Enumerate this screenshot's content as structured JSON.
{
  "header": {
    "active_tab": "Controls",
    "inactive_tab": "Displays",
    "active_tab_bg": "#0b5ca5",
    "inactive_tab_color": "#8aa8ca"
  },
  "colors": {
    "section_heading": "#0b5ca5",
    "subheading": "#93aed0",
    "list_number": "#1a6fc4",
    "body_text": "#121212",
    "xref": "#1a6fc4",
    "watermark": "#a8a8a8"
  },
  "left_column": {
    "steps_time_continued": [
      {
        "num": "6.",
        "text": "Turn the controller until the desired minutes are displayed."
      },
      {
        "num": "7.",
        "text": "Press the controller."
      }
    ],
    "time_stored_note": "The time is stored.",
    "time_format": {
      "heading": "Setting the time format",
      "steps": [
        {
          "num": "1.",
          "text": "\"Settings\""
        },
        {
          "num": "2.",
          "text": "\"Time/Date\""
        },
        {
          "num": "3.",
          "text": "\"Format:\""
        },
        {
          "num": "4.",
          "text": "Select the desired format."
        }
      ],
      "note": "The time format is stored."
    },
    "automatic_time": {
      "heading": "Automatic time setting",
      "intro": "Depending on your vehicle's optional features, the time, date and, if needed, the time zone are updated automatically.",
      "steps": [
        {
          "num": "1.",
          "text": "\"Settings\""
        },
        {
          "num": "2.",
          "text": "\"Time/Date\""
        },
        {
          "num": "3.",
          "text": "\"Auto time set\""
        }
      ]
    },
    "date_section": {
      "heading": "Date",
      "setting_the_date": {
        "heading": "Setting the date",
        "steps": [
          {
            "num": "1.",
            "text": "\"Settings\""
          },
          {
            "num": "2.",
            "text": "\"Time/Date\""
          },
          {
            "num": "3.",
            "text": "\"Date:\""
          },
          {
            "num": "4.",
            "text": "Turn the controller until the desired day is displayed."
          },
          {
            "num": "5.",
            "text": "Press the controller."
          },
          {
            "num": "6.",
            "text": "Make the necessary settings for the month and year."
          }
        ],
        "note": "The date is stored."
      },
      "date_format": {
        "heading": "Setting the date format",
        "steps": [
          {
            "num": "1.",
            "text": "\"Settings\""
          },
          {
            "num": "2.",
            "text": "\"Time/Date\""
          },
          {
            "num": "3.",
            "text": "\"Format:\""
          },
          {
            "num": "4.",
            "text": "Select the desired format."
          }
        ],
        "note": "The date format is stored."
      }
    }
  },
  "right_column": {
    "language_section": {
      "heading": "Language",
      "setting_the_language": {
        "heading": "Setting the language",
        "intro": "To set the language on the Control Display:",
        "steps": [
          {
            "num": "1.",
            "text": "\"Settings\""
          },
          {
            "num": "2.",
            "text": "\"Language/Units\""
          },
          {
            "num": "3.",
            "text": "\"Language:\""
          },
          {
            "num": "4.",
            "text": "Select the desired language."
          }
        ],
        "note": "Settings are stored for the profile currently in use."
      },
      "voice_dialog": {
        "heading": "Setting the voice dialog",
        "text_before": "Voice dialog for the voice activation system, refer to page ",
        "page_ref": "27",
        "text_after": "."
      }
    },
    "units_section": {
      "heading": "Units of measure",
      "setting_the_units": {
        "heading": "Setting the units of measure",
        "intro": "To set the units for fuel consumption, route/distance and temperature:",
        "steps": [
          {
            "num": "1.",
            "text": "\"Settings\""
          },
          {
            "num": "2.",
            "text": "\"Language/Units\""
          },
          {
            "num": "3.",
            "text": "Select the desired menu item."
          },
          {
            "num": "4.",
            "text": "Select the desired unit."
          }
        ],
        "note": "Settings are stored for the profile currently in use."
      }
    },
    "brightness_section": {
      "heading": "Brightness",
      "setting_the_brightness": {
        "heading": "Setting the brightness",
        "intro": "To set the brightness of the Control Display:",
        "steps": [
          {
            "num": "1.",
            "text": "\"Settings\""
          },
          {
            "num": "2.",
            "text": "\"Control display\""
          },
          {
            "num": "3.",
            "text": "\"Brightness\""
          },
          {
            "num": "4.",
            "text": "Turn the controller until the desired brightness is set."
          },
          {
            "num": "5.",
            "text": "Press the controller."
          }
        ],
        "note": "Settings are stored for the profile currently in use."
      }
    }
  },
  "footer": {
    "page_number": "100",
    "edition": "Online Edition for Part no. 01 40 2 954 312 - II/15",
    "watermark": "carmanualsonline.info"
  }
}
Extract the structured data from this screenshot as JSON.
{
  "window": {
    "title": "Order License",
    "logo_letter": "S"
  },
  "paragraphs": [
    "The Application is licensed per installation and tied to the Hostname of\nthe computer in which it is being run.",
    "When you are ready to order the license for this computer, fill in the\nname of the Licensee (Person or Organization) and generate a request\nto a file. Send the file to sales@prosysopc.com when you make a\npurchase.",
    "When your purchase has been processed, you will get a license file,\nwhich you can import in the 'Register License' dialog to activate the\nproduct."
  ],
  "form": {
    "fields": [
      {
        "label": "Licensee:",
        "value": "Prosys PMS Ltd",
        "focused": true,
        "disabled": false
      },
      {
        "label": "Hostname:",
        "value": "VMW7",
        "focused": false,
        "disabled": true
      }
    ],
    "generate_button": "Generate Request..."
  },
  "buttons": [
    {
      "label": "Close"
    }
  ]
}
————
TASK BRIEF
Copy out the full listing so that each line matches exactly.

SOLUTION BELOW
Enumerate this screenshot's content as structured JSON.
{
  "header": {
    "active_tab": "Controls",
    "inactive_tab": "Displays",
    "active_tab_bg": "#0b5ca5",
    "inactive_tab_color": "#8aa8ca"
  },
  "colors": {
    "section_heading": "#0b5ca5",
    "subheading": "#93aed0",
    "list_number": "#1a6fc4",
    "body_text": "#121212",
    "xref": "#1a6fc4",
    "watermark": "#a8a8a8"
  },
  "left_column": {
    "steps_time_continued": [
      {
        "num": "6.",
        "text": "Turn the controller until the desired minutes are displayed."
      },
      {
        "num": "7.",
        "text": "Press the controller."
      }
    ],
    "time_stored_note": "The time is stored.",
    "time_format": {
      "heading": "Setting the time format",
      "steps": [
        {
          "num": "1.",
          "text": "\"Settings\""
        },
        {
          "num": "2.",
          "text": "\"Time/Date\""
        },
        {
          "num": "3.",
          "text": "\"Format:\""
        },
        {
          "num": "4.",
          "text": "Select the desired format."
        }
      ],
      "note": "The time format is stored."
    },
    "automatic_time": {
      "heading": "Automatic time setting",
      "intro": "Depending on your vehicle's optional features, the time, date and, if needed, the time zone are updated automatically.",
      "steps": [
        {
          "num": "1.",
          "text": "\"Settings\""
        },
        {
          "num": "2.",
          "text": "\"Time/Date\""
        },
        {
          "num": "3.",
          "text": "\"Auto time set\""
        }
      ]
    },
    "date_section": {
      "heading": "Date",
      "setting_the_date": {
        "heading": "Setting the date",
        "steps": [
          {
            "num": "1.",
            "text": "\"Settings\""
          },
          {
            "num": "2.",
            "text": "\"Time/Date\""
          },
          {
            "num": "3.",
            "text": "\"Date:\""
          },
          {
            "num": "4.",
            "text": "Turn the controller until the desired day is displayed."
          },
          {
            "num": "5.",
            "text": "Press the controller."
          },
          {
            "num": "6.",
            "text": "Make the necessary settings for the month and year."
          }
        ],
        "note": "The date is stored."
      },
      "date_format": {
        "heading": "Setting the date format",
        "steps": [
          {
            "num": "1.",
            "text": "\"Settings\""
          },
          {
            "num": "2.",
            "text": "\"Time/Date\""
          },
          {
            "num": "3.",
            "text": "\"Format:\""
          },
          {
            "num": "4.",
            "text": "Select the desired format."
          }
        ],
        "note": "The date format is stored."
      }
    }
  },
  "right_column": {
    "language_section": {
      "heading": "Language",
      "setting_the_language": {
        "heading": "Setting the language",
        "intro": "To set the language on the Control Display:",
        "steps": [
          {
            "num": "1.",
            "text": "\"Settings\""
          },
          {
            "num": "2.",
            "text": "\"Language/Units\""
          },
          {
            "num": "3.",
            "text": "\"Language:\""
          },
          {
            "num": "4.",
            "text": "Select the desired language."
          }
        ],
        "note": "Settings are stored for the profile currently in use."
      },
      "voice_dialog": {
        "heading": "Setting the voice dialog",
        "text_before": "Voice dialog for the voice activation system, refer to page ",
        "page_ref": "27",
        "text_after": "."
      }
    },
    "units_section": {
      "heading": "Units of measure",
      "setting_the_units": {
        "heading": "Setting the units of measure",
        "intro": "To set the units for fuel consumption, route/distance and temperature:",
        "steps": [
          {
            "num": "1.",
            "text": "\"Settings\""
          },
          {
            "num": "2.",
            "text": "\"Language/Units\""
          },
          {
            "num": "3.",
            "text": "Select the desired menu item."
          },
          {
            "num": "4.",
            "text": "Select the desired unit."
          }
        ],
        "note": "Settings are stored for the profile currently in use."
      }
    },
    "brightness_section": {
      "heading": "Brightness",
      "setting_the_brightness": {
        "heading": "Setting the brightness",
        "intro": "To set the brightness of the Control Display:",
        "steps": [
          {
            "num": "1.",
            "text": "\"Settings\""
          },
          {
            "num": "2.",
            "text": "\"Control display\""
          },
          {
            "num": "3.",
            "text": "\"Brightness\""
          },
          {
            "num": "4.",
            "text": "Turn the controller until the desired brightness is set."
          },
          {
            "num": "5.",
            "text": "Press the controller."
          }
        ],
        "note": "Settings are stored for the profile currently in use."
      }
    }
  },
  "footer": {
    "page_number": "100",
    "edition": "Online Edition for Part no. 01 40 2 954 312 - II/15",
    "watermark": "carmanualsonline.info"
  }
}
Extract the structured data from this screenshot as JSON.
{
  "window": {
    "title": "Order License",
    "logo_letter": "S"
  },
  "paragraphs": [
    "The Application is licensed per installation and tied to the Hostname of\nthe computer in which it is being run.",
    "When you are ready to order the license for this computer, fill in the\nname of the Licensee (Person or Organization) and generate a request\nto a file. Send the file to sales@prosysopc.com when you make a\npurchase.",
    "When your purchase has been processed, you will get a license file,\nwhich you can import in the 'Register License' dialog to activate the\nproduct."
  ],
  "form": {
    "fields": [
      {
        "label": "Licensee:",
        "value": "Prosys PMS Ltd",
        "focused": true,
        "disabled": false
      },
      {
        "label": "Hostname:",
        "value": "VMW7",
        "focused": false,
        "disabled": true
      }
    ],
    "generate_button": "Generate Request..."
  },
  "buttons": [
    {
      "label": "Close"
    }
  ]
}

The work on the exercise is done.